Community banks face significant challenges today. The upgrade of digital solutions has reduced traffic at branches, calling into question what to do with these core assets. Community banks face pressure from neobanks and other fintech upstarts that are bifurcating financial services. They face competition from large companies like Amazon, Apple, and Walmart who are looking to expand beyond their existing industry footprints. They face regulatory burdens not borne by other financial institution competitors. They face the challenge of generational shifts and changing consumer preferences.
In my keynote, I talked about the mindset needed to lead a community bank on the pathway towards the 22nd century. Banks need to introduce new products to new markets in order to thrive. This has often meant finding new customers for existing products they already offer. Adding more checking accounts. Producing more loans. But their future will be more than just broadening their base or expanding existing products. I believe the future will mean a new age of innovation that introduces entirely new products.
Much of the innovation we have seen from fintech has been the result of entrepreneurs and innovators crafting new solutions for problems that have long existed. Venmo helped us figure out how to easily split the cost of a meal when the bill arrived at the table. We are seeing new innovations in alternative credit scoring, immediate access to earned wages, digital wallets, small-ticket loans, cold wallets, conditional cash transfer programs, alternative insurance underwriting, crypto and blockchain, payment gateways, and much more.
How will banks find these new products and services? I talked about how their individual digital transformations will lead to massive data exhaust and it is in this data exhaust that they will find many of the solutions needed to thrive in the years to come. They will find new products to offer and new ways to serve their existing customers.
Here is just one example I shared with them. Today we onboard bank customers by forcing them to pick an account plan before they do anything else. You often cannot become a customer of a bank without opting into a specific plan. But many tech companies onboard customers in a very different way. They do not make us decide how we want to use the platform before we have even had a chance to use the service being offered. Instead, they bring us on board, let us try things out, and then let us decide what type of customer we want to be based on how we use the technology. Imagine if banks onboarded customers in the quickest, easiest way possible, and then let the user’s behavior tell us what type of customer they are or what type of account they should have. Imagine if we let the data exhaust tell us how to think about them as a customer only after we have made them a customer.

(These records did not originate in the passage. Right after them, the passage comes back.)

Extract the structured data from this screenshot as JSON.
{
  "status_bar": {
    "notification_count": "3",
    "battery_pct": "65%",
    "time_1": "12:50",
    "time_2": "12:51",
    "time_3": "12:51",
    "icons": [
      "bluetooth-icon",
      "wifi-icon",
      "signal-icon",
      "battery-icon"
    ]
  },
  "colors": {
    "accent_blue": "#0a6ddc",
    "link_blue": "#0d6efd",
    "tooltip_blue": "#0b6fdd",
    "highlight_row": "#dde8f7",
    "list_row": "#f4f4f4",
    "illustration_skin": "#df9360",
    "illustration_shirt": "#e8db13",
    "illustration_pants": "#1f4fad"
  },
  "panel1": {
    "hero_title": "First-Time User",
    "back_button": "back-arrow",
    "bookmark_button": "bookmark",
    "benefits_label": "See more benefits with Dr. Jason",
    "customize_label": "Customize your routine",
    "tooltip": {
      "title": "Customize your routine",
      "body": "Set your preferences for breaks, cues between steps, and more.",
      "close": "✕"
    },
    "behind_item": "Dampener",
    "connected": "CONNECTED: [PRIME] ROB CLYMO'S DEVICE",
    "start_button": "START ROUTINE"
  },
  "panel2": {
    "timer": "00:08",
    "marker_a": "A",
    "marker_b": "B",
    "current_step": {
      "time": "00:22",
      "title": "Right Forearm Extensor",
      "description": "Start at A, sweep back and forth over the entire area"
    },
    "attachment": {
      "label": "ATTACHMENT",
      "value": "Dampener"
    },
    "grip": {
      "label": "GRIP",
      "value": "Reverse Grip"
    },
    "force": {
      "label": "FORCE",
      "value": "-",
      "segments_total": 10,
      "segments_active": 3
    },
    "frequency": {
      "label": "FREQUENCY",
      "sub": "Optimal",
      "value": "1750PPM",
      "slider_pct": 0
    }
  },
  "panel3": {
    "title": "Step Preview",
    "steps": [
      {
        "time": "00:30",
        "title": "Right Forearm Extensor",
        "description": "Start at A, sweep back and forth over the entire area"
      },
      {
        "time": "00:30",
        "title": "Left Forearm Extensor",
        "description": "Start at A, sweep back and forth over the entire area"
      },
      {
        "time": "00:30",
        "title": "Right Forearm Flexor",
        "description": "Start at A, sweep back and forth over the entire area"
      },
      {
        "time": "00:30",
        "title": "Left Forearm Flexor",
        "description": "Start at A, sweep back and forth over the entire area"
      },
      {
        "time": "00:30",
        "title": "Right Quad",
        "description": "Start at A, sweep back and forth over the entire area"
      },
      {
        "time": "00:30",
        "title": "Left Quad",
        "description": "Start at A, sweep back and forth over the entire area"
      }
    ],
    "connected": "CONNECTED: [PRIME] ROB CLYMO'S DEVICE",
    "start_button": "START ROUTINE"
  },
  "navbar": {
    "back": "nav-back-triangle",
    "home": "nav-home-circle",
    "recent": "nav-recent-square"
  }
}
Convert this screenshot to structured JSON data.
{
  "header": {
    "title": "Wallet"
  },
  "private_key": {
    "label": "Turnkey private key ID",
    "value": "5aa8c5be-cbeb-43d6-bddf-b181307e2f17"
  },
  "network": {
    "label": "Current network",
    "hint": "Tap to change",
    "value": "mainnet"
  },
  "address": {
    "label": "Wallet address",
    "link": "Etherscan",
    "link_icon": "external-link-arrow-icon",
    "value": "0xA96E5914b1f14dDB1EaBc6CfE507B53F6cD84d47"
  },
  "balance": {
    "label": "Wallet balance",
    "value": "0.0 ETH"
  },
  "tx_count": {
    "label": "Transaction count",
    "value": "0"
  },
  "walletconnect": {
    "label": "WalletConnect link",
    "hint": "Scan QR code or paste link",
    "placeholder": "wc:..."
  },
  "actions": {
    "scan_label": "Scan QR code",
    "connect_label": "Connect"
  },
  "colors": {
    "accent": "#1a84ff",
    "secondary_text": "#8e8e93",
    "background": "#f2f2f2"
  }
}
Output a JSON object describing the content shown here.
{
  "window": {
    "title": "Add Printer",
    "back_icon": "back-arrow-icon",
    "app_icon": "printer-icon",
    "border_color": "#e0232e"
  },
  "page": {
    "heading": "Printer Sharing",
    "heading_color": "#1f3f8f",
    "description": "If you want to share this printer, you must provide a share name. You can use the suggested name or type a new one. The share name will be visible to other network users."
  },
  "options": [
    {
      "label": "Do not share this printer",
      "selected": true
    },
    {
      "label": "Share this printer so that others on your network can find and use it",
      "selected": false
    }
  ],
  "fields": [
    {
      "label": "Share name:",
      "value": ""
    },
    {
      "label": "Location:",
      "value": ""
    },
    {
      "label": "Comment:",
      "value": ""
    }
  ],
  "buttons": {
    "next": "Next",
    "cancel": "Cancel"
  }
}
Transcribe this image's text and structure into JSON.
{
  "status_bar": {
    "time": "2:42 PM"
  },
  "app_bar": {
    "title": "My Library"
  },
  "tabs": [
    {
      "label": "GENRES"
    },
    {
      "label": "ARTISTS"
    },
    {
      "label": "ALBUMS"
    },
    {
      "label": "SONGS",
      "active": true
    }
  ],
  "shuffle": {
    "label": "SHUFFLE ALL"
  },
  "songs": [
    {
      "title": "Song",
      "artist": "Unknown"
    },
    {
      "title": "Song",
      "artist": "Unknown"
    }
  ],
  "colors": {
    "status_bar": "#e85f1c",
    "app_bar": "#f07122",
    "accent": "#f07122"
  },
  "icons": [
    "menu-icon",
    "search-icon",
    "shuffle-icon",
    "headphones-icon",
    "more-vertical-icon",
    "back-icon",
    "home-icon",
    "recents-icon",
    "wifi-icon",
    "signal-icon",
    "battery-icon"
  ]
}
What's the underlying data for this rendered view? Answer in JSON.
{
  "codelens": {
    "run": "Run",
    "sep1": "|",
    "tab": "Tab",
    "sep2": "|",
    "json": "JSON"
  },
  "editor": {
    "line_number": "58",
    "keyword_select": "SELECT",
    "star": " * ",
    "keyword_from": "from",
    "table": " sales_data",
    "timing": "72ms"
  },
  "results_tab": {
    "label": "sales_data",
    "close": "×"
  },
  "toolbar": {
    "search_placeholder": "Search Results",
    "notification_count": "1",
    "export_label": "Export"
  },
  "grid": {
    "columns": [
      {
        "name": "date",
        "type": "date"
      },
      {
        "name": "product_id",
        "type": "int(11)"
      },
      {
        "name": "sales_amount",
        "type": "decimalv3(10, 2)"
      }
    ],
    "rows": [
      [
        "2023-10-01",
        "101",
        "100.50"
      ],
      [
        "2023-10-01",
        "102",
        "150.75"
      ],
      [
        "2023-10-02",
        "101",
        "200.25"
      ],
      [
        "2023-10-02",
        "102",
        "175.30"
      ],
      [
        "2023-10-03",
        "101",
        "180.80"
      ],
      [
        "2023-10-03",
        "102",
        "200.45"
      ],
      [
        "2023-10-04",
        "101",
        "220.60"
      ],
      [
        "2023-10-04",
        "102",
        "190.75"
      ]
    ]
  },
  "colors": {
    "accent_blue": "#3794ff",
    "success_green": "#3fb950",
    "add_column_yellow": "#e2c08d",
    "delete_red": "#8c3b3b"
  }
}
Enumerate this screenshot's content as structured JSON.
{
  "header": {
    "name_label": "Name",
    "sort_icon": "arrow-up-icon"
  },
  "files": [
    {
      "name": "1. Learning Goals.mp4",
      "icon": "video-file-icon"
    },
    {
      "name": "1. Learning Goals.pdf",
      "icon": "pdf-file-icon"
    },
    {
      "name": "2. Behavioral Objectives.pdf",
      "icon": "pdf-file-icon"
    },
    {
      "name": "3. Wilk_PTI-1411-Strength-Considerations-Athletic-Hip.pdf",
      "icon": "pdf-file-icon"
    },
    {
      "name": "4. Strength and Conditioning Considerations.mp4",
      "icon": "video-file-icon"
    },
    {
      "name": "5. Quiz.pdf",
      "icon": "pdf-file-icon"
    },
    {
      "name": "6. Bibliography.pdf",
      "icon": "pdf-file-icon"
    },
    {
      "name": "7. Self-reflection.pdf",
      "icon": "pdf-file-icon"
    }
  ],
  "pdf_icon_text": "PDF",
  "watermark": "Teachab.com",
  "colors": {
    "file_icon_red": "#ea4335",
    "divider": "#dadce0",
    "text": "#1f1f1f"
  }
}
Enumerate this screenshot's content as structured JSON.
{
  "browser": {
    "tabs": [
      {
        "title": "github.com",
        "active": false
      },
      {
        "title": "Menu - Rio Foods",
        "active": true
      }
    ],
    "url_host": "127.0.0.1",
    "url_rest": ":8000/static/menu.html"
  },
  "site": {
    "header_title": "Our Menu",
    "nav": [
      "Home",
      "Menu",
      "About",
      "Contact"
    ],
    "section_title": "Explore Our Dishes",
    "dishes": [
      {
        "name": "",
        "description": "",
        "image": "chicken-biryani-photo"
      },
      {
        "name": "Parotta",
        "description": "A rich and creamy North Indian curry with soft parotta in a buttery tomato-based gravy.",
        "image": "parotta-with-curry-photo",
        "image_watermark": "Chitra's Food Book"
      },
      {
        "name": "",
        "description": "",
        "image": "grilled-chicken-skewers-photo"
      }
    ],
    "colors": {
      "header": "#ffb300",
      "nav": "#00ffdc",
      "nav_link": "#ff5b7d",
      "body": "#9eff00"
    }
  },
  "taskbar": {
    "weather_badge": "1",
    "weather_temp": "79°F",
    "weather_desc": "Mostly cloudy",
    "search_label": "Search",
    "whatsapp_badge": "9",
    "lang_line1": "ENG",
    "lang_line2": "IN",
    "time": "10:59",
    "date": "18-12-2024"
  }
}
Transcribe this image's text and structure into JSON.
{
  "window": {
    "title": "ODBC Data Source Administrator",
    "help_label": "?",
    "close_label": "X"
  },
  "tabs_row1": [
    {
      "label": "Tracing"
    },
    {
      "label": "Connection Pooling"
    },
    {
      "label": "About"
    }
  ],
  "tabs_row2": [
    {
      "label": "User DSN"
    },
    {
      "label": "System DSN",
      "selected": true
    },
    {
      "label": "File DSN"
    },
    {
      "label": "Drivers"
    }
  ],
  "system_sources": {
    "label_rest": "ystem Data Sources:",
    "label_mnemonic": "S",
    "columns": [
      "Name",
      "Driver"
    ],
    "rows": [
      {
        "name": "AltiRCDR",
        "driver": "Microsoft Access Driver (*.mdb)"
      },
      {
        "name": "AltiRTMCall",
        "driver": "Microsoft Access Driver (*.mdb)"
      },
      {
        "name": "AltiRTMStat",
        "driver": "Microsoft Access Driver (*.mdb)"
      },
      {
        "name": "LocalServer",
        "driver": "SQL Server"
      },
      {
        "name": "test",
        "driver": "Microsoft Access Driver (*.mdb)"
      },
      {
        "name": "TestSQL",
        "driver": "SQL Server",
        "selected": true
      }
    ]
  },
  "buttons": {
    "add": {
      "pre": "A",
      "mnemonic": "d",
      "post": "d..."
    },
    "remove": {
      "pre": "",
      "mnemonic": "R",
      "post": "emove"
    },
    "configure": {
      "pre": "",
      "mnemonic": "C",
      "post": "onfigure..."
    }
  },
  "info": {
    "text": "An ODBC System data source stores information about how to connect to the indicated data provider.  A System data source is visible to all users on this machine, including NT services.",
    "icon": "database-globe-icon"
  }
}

I also talked about how tech is changing our relationship with capital. For example, what if autonomous vehicles were to become the bank branch of the future – showing up in different neighborhoods throughout the week just like your favorite food truck does today. We think about capital as a fixed resource, but in the future, it does not have to be. Likewise, autonomous vehicles do not have to play the same narrow role traditional vehicles play in moving people between two points. They can morph into a myriad of forms that impact a tremendous number of industries.
Many banks are embracing innovation. They are partnering with fintech companies. They are replacing ATMs with ITMs (interactive teller machines). This is extending branch hours and helping customers to perform even more tasks digitally. Banks like JP Morgan and Standard Chartered have started opening branches in the metaverse. Crypto has also moved front and center for many community banks that plan to offer capabilities in the coming years.
Community banks, like many businesses, are tech companies now. They are software companies. They are data-consuming AI companies. And technology will help them bridge their rich history with their bright future.